▽
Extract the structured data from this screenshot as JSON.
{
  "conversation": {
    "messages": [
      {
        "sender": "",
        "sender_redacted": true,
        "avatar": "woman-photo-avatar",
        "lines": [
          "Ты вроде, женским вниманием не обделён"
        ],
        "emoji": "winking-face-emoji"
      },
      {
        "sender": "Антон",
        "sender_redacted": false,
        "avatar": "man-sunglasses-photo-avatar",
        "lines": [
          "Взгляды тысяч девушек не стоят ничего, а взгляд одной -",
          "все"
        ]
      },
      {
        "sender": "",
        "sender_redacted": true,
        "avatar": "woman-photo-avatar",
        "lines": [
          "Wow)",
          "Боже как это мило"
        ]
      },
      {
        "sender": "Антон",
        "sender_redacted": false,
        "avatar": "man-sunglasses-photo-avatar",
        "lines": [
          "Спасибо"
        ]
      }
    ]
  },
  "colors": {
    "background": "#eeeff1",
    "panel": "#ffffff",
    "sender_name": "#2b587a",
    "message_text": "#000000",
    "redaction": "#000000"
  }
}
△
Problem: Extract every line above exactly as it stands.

Written response:
Extract the structured data from this screenshot as JSON.
{
  "conversation": {
    "messages": [
      {
        "sender": "",
        "sender_redacted": true,
        "avatar": "woman-photo-avatar",
        "lines": [
          "Ты вроде, женским вниманием не обделён"
        ],
        "emoji": "winking-face-emoji"
      },
      {
        "sender": "Антон",
        "sender_redacted": false,
        "avatar": "man-sunglasses-photo-avatar",
        "lines": [
          "Взгляды тысяч девушек не стоят ничего, а взгляд одной -",
          "все"
        ]
      },
      {
        "sender": "",
        "sender_redacted": true,
        "avatar": "woman-photo-avatar",
        "lines": [
          "Wow)",
          "Боже как это мило"
        ]
      },
      {
        "sender": "Антон",
        "sender_redacted": false,
        "avatar": "man-sunglasses-photo-avatar",
        "lines": [
          "Спасибо"
        ]
      }
    ]
  },
  "colors": {
    "background": "#eeeff1",
    "panel": "#ffffff",
    "sender_name": "#2b587a",
    "message_text": "#000000",
    "redaction": "#000000"
  }
}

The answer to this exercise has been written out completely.